**Exercise details**
Retrieve every line from the records in which the word "your" occurs.

**Source material**
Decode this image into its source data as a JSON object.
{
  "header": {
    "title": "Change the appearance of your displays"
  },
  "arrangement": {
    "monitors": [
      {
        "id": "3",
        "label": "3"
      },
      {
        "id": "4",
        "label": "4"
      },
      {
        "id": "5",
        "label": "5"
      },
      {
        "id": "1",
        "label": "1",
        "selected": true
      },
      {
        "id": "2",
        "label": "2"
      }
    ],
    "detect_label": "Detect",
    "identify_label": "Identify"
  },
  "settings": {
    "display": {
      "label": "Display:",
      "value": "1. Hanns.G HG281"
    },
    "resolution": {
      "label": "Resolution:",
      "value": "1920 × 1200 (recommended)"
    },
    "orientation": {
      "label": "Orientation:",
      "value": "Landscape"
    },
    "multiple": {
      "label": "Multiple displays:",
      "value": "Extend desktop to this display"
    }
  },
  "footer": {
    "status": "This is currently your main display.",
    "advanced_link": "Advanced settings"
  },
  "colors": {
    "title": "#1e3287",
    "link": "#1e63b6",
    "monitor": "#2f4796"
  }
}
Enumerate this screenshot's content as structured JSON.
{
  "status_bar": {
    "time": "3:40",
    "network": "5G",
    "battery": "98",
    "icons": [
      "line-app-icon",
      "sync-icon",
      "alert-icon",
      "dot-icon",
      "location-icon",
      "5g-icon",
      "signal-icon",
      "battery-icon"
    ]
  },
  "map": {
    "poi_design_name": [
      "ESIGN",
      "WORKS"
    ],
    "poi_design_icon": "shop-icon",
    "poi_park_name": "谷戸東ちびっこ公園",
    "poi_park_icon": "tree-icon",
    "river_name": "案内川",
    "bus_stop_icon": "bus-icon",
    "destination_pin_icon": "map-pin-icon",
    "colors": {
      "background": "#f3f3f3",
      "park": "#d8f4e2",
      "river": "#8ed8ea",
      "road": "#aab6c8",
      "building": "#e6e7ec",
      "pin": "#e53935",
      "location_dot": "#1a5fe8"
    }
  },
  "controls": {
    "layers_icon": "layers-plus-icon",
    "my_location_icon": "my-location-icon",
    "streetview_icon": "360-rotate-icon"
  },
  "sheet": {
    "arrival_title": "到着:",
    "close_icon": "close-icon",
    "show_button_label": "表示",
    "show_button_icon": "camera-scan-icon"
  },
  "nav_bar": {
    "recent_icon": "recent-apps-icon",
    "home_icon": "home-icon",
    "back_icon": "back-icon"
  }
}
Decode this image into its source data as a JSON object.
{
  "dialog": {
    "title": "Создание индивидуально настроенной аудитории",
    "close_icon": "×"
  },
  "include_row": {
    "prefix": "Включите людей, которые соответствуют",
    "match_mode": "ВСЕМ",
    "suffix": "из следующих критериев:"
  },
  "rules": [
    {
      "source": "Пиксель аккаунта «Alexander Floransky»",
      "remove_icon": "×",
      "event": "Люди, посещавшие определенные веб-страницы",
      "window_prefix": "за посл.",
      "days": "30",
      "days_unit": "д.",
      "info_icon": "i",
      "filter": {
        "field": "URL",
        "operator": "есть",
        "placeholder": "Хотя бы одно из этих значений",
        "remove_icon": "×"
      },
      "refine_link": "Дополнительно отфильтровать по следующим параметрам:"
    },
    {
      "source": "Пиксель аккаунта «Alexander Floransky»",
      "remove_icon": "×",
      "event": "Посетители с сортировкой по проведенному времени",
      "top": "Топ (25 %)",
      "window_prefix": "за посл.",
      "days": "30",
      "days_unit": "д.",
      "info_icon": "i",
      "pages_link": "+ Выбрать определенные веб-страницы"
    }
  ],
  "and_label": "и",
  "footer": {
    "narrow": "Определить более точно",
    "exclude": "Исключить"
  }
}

**Task response**
    "title": "Change the appearance of your displays"
    "status": "This is currently your main display.",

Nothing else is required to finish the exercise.